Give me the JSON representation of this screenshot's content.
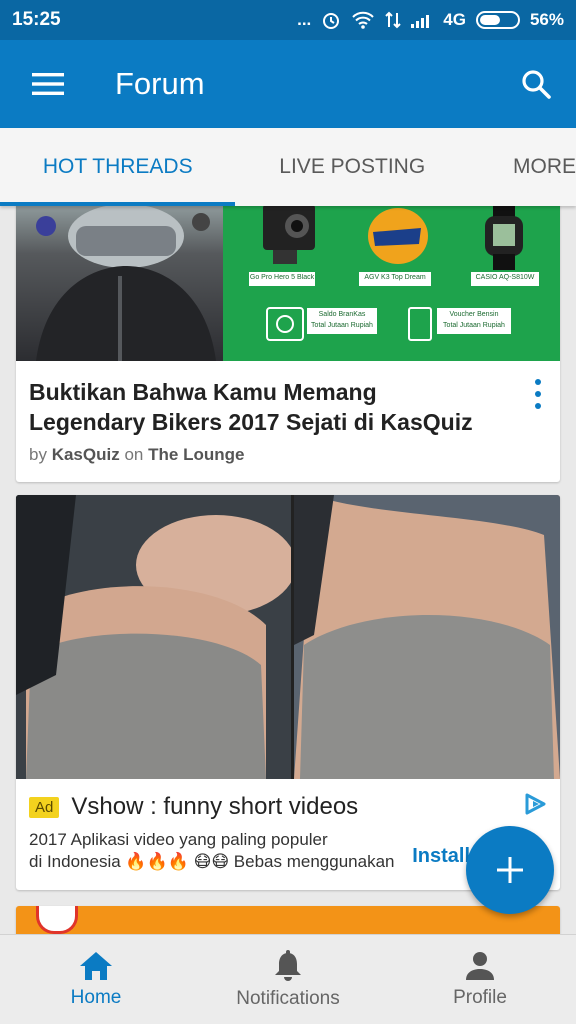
{
  "status_bar": {
    "time": "15:25",
    "dots": "...",
    "network": "4G",
    "battery": "56%",
    "battery_level": 0.56
  },
  "app_bar": {
    "title": "Forum"
  },
  "tabs": [
    {
      "label": "HOT THREADS",
      "active": true
    },
    {
      "label": "LIVE POSTING",
      "active": false
    },
    {
      "label": "MORE",
      "active": false
    }
  ],
  "thread": {
    "title_line1": "Buktikan Bahwa Kamu Memang",
    "title_line2": "Legendary Bikers 2017 Sejati di KasQuiz",
    "by": "by",
    "author": "KasQuiz",
    "on": "on",
    "forum": "The Lounge",
    "promo": {
      "prize1": "Go Pro Hero 5 Black",
      "prize2": "AGV K3 Top Dream",
      "prize3": "CASIO AQ-S810W",
      "prize4_line1": "Saldo BranKas",
      "prize4_line2": "Total Jutaan Rupiah",
      "prize5_line1": "Voucher Bensin",
      "prize5_line2": "Total Jutaan Rupiah"
    }
  },
  "ad": {
    "badge": "Ad",
    "title": "Vshow : funny short videos",
    "desc_line1": "2017 Aplikasi video yang paling populer",
    "desc_line2": "di Indonesia 🔥🔥🔥 😷😷 Bebas menggunakan",
    "install_label": "Install"
  },
  "bottom_nav": [
    {
      "label": "Home",
      "icon": "home-icon",
      "active": true
    },
    {
      "label": "Notifications",
      "icon": "bell-icon",
      "active": false
    },
    {
      "label": "Profile",
      "icon": "person-icon",
      "active": false
    }
  ],
  "colors": {
    "primary": "#0b7bc3",
    "status_bar": "#0a67a3",
    "ad_badge": "#f3d21e",
    "promo_green": "#1ea34c"
  }
}
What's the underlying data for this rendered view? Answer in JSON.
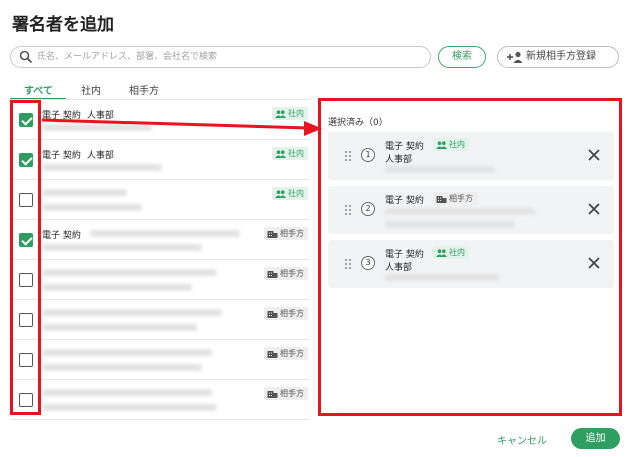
{
  "dialog": {
    "title": "署名者を追加"
  },
  "search": {
    "placeholder": "氏名、メールアドレス、部署、会社名で検索",
    "button_label": "検索",
    "new_partner_label": "新規相手方登録"
  },
  "tabs": [
    {
      "label": "すべて",
      "active": true
    },
    {
      "label": "社内"
    },
    {
      "label": "相手方"
    }
  ],
  "badges": {
    "internal": "社内",
    "external": "相手方"
  },
  "rows": [
    {
      "checked": true,
      "name": "電子 契約",
      "dept": "人事部",
      "type": "internal"
    },
    {
      "checked": true,
      "name": "電子 契約",
      "dept": "人事部",
      "type": "internal"
    },
    {
      "checked": false,
      "name": "",
      "dept": "",
      "type": "internal"
    },
    {
      "checked": true,
      "name": "電子 契約",
      "dept": "",
      "type": "external"
    },
    {
      "checked": false,
      "name": "",
      "dept": "",
      "type": "external"
    },
    {
      "checked": false,
      "name": "",
      "dept": "",
      "type": "external"
    },
    {
      "checked": false,
      "name": "",
      "dept": "",
      "type": "external"
    },
    {
      "checked": false,
      "name": "",
      "dept": "",
      "type": "external"
    }
  ],
  "selected": {
    "title": "選択済み（0）",
    "items": [
      {
        "num": "1",
        "name": "電子 契約",
        "dept": "人事部",
        "type": "internal"
      },
      {
        "num": "2",
        "name": "電子 契約",
        "dept": "",
        "type": "external"
      },
      {
        "num": "3",
        "name": "電子 契約",
        "dept": "人事部",
        "type": "internal"
      }
    ]
  },
  "footer": {
    "cancel_label": "キャンセル",
    "add_label": "追加"
  },
  "colors": {
    "accent": "#2f9e61",
    "highlight": "#e8131d"
  }
}
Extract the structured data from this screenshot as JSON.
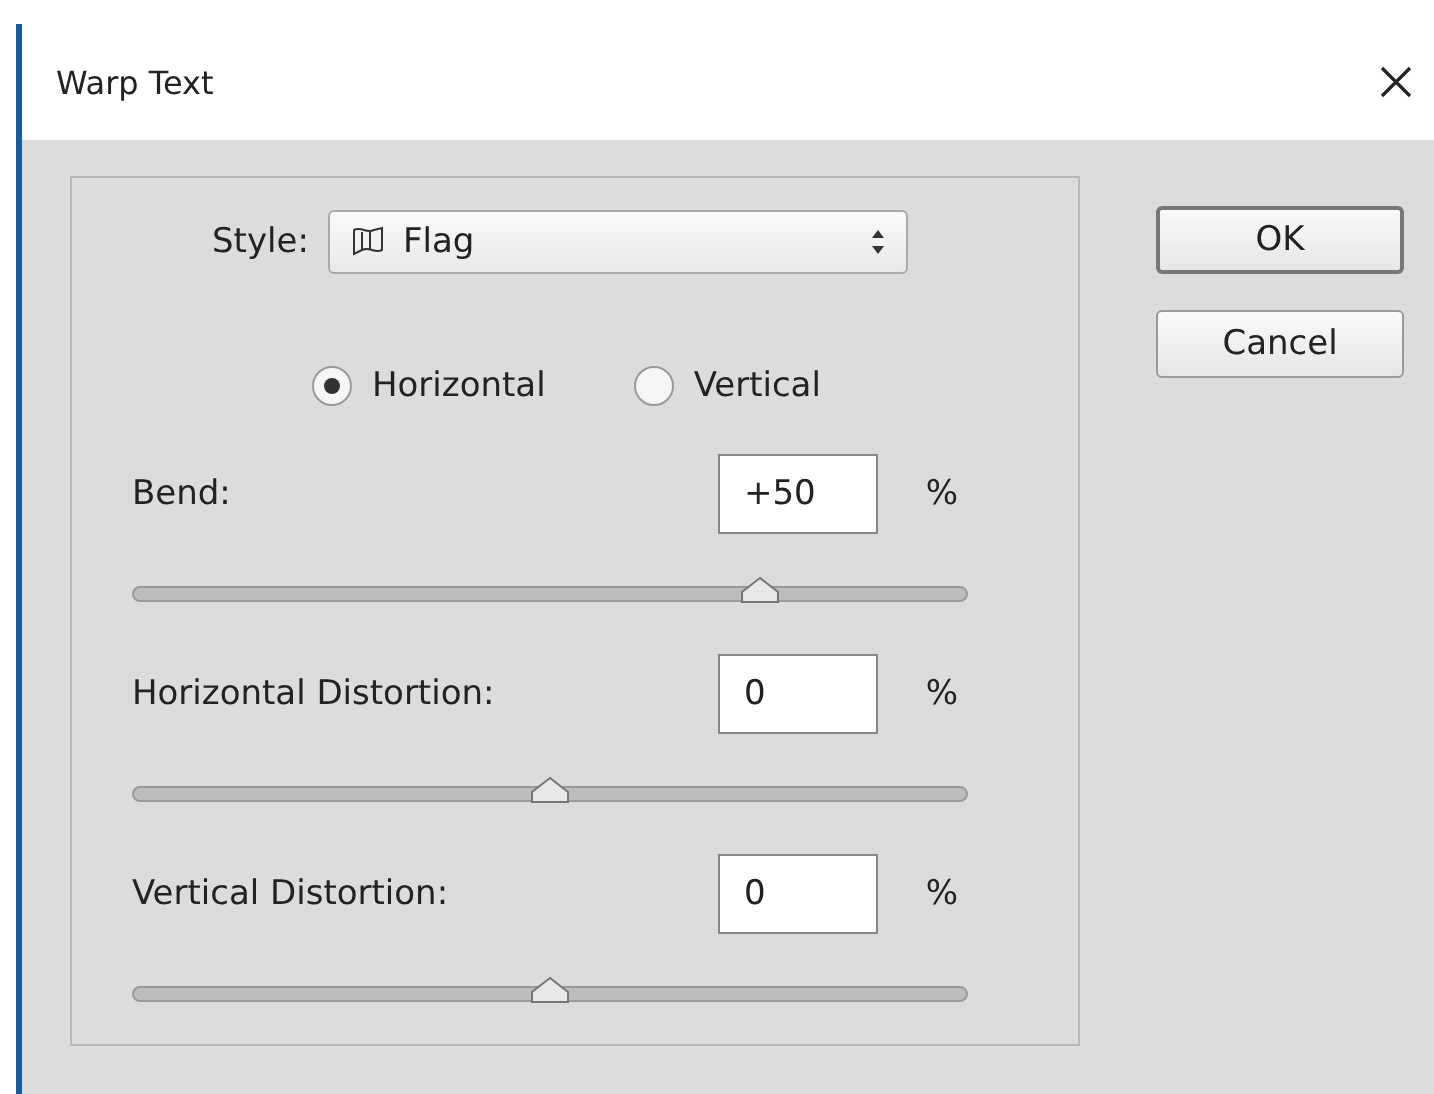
{
  "window": {
    "title": "Warp Text"
  },
  "style": {
    "label": "Style:",
    "value": "Flag"
  },
  "orientation": [
    {
      "label": "Horizontal",
      "selected": true
    },
    {
      "label": "Vertical",
      "selected": false
    }
  ],
  "sliders": [
    {
      "label": "Bend:",
      "value": "+50",
      "unit": "%",
      "level": 0.75
    },
    {
      "label": "Horizontal Distortion:",
      "value": "0",
      "unit": "%",
      "level": 0.5
    },
    {
      "label": "Vertical Distortion:",
      "value": "0",
      "unit": "%",
      "level": 0.5
    }
  ],
  "buttons": [
    "OK",
    "Cancel"
  ]
}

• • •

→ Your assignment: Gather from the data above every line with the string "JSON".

→ Answer to this exercise:
Give me the JSON representation of this screenshot's content.
What's the underlying data for this rendered view? Answer in JSON.
Extract the structured data from this screenshot as JSON.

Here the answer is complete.